Items from an interface collection
******************************
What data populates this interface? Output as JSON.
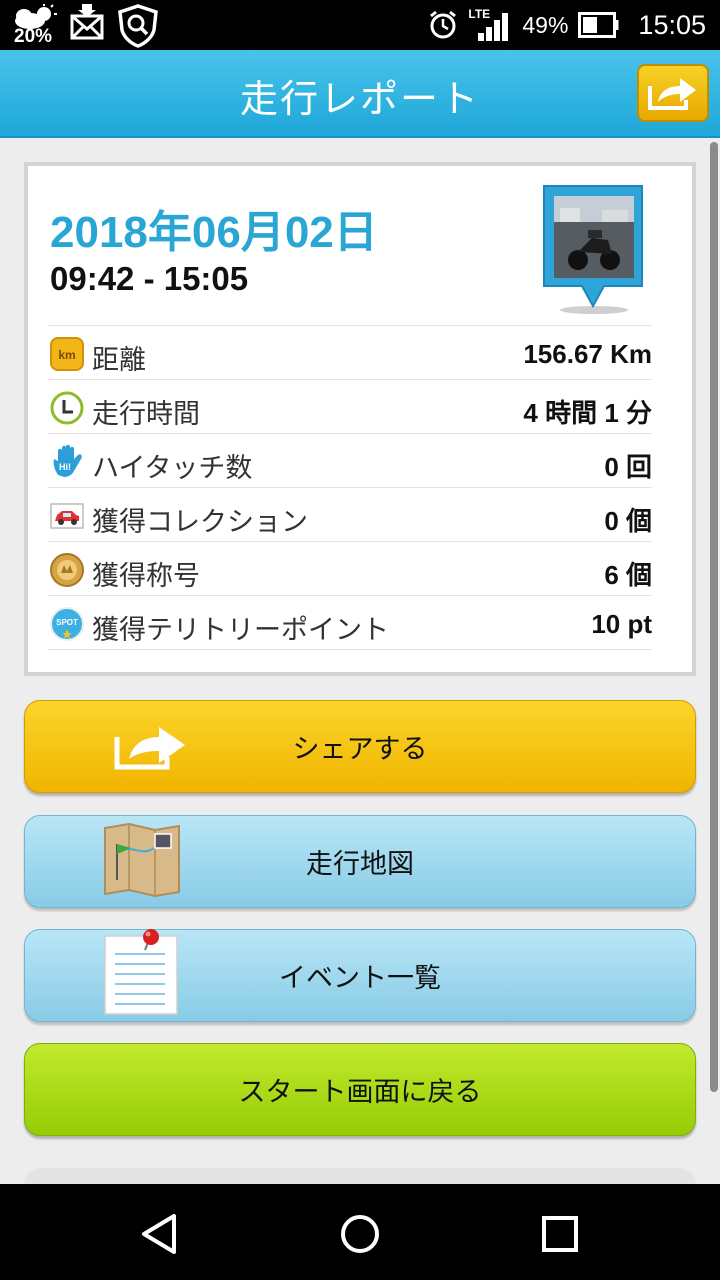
{
  "status_bar": {
    "weather_temp": "20%",
    "battery_percent": "49%",
    "network": "LTE",
    "time": "15:05",
    "icons": [
      "cloud-sun-icon",
      "mail-muted-icon",
      "shield-search-icon",
      "alarm-icon",
      "signal-icon",
      "battery-icon"
    ]
  },
  "header": {
    "title": "走行レポート",
    "share_icon": "share-arrow-icon"
  },
  "report": {
    "date": "2018年06月02日",
    "time_range": "09:42 - 15:05",
    "stats": [
      {
        "icon": "km-icon",
        "label": "距離",
        "value": "156.67 Km"
      },
      {
        "icon": "clock-icon",
        "label": "走行時間",
        "value": "4 時間 1 分"
      },
      {
        "icon": "hi-touch-hand-icon",
        "label": "ハイタッチ数",
        "value": "0 回"
      },
      {
        "icon": "car-collection-icon",
        "label": "獲得コレクション",
        "value": "0 個"
      },
      {
        "icon": "medal-icon",
        "label": "獲得称号",
        "value": "6 個"
      },
      {
        "icon": "spot-icon",
        "label": "獲得テリトリーポイント",
        "value": "10 pt"
      }
    ]
  },
  "buttons": {
    "share": "シェアする",
    "map": "走行地図",
    "events": "イベント一覧",
    "back_to_start": "スタート画面に戻る"
  },
  "colors": {
    "header": "#1ea7d8",
    "date": "#2aa6d5",
    "share_button": "#f1b400",
    "blue_button": "#88cbe6",
    "green_button": "#96cc06"
  }
}
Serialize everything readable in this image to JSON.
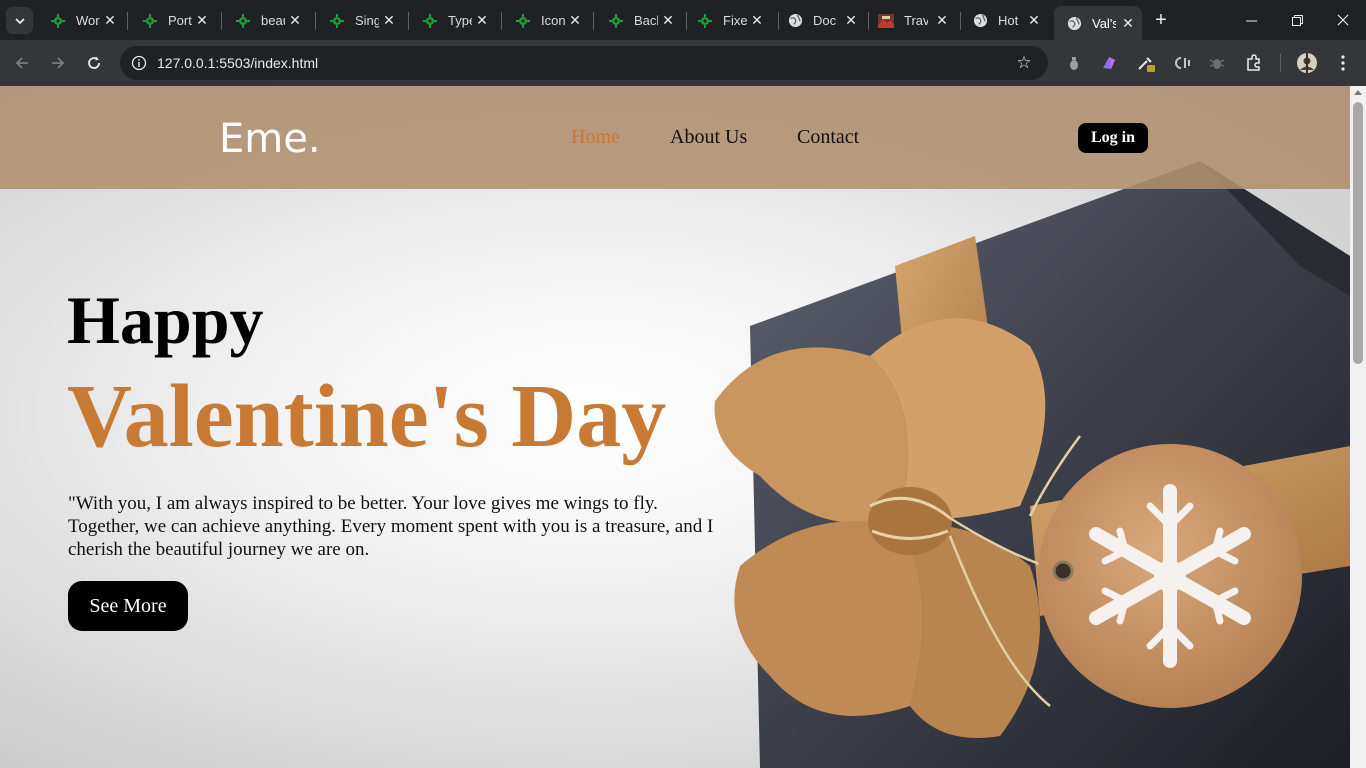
{
  "browser": {
    "tabs": [
      {
        "title": "Wor",
        "icon": "green-gear-icon"
      },
      {
        "title": "Port",
        "icon": "green-gear-icon"
      },
      {
        "title": "beau",
        "icon": "green-gear-icon"
      },
      {
        "title": "Sing",
        "icon": "green-gear-icon"
      },
      {
        "title": "Type",
        "icon": "green-gear-icon"
      },
      {
        "title": "Icon",
        "icon": "green-gear-icon"
      },
      {
        "title": "Back",
        "icon": "green-gear-icon"
      },
      {
        "title": "Fixe",
        "icon": "green-gear-icon"
      },
      {
        "title": "Doc",
        "icon": "globe-icon"
      },
      {
        "title": "Trav",
        "icon": "image-thumbnail-icon"
      },
      {
        "title": "Hot",
        "icon": "globe-icon"
      },
      {
        "title": "Val's",
        "icon": "globe-icon",
        "active": true
      }
    ],
    "new_tab_label": "+",
    "url": "127.0.0.1:5503/index.html"
  },
  "site": {
    "logo": "Eme.",
    "nav": [
      {
        "label": "Home",
        "active": true
      },
      {
        "label": "About Us"
      },
      {
        "label": "Contact"
      }
    ],
    "login_label": "Log in",
    "hero": {
      "line1": "Happy",
      "line2": "Valentine's Day",
      "quote": "\"With you, I am always inspired to be better. Your love gives me wings to fly. Together, we can achieve anything. Every moment spent with you is a treasure, and I cherish the beautiful journey we are on.",
      "cta": "See More"
    }
  },
  "colors": {
    "accent": "#c87a35",
    "header_bg": "#b09070",
    "button_bg": "#000000"
  }
}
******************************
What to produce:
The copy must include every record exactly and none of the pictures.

Result:
What data populates this interface? Output as JSON.
{
  "status_bar": {
    "weather_temp": "20%",
    "battery_percent": "49%",
    "network": "LTE",
    "time": "15:05",
    "icons": [
      "cloud-sun-icon",
      "mail-muted-icon",
      "shield-search-icon",
      "alarm-icon",
      "signal-icon",
      "battery-icon"
    ]
  },
  "header": {
    "title": "走行レポート",
    "share_icon": "share-arrow-icon"
  },
  "report": {
    "date": "2018年06月02日",
    "time_range": "09:42 - 15:05",
    "stats": [
      {
        "icon": "km-icon",
        "label": "距離",
        "value": "156.67 Km"
      },
      {
        "icon": "clock-icon",
        "label": "走行時間",
        "value": "4 時間 1 分"
      },
      {
        "icon": "hi-touch-hand-icon",
        "label": "ハイタッチ数",
        "value": "0 回"
      },
      {
        "icon": "car-collection-icon",
        "label": "獲得コレクション",
        "value": "0 個"
      },
      {
        "icon": "medal-icon",
        "label": "獲得称号",
        "value": "6 個"
      },
      {
        "icon": "spot-icon",
        "label": "獲得テリトリーポイント",
        "value": "10 pt"
      }
    ]
  },
  "buttons": {
    "share": "シェアする",
    "map": "走行地図",
    "events": "イベント一覧",
    "back_to_start": "スタート画面に戻る"
  },
  "colors": {
    "header": "#1ea7d8",
    "date": "#2aa6d5",
    "share_button": "#f1b400",
    "blue_button": "#88cbe6",
    "green_button": "#96cc06"
  }
}
Serialize everything readable in this image to JSON.
{
  "browser": {
    "tabs": [
      {
        "title": "Wor",
        "icon": "green-gear-icon"
      },
      {
        "title": "Port",
        "icon": "green-gear-icon"
      },
      {
        "title": "beau",
        "icon": "green-gear-icon"
      },
      {
        "title": "Sing",
        "icon": "green-gear-icon"
      },
      {
        "title": "Type",
        "icon": "green-gear-icon"
      },
      {
        "title": "Icon",
        "icon": "green-gear-icon"
      },
      {
        "title": "Back",
        "icon": "green-gear-icon"
      },
      {
        "title": "Fixe",
        "icon": "green-gear-icon"
      },
      {
        "title": "Doc",
        "icon": "globe-icon"
      },
      {
        "title": "Trav",
        "icon": "image-thumbnail-icon"
      },
      {
        "title": "Hot",
        "icon": "globe-icon"
      },
      {
        "title": "Val's",
        "icon": "globe-icon",
        "active": true
      }
    ],
    "new_tab_label": "+",
    "url": "127.0.0.1:5503/index.html"
  },
  "site": {
    "logo": "Eme.",
    "nav": [
      {
        "label": "Home",
        "active": true
      },
      {
        "label": "About Us"
      },
      {
        "label": "Contact"
      }
    ],
    "login_label": "Log in",
    "hero": {
      "line1": "Happy",
      "line2": "Valentine's Day",
      "quote": "\"With you, I am always inspired to be better. Your love gives me wings to fly. Together, we can achieve anything. Every moment spent with you is a treasure, and I cherish the beautiful journey we are on.",
      "cta": "See More"
    }
  },
  "colors": {
    "accent": "#c87a35",
    "header_bg": "#b09070",
    "button_bg": "#000000"
  }
}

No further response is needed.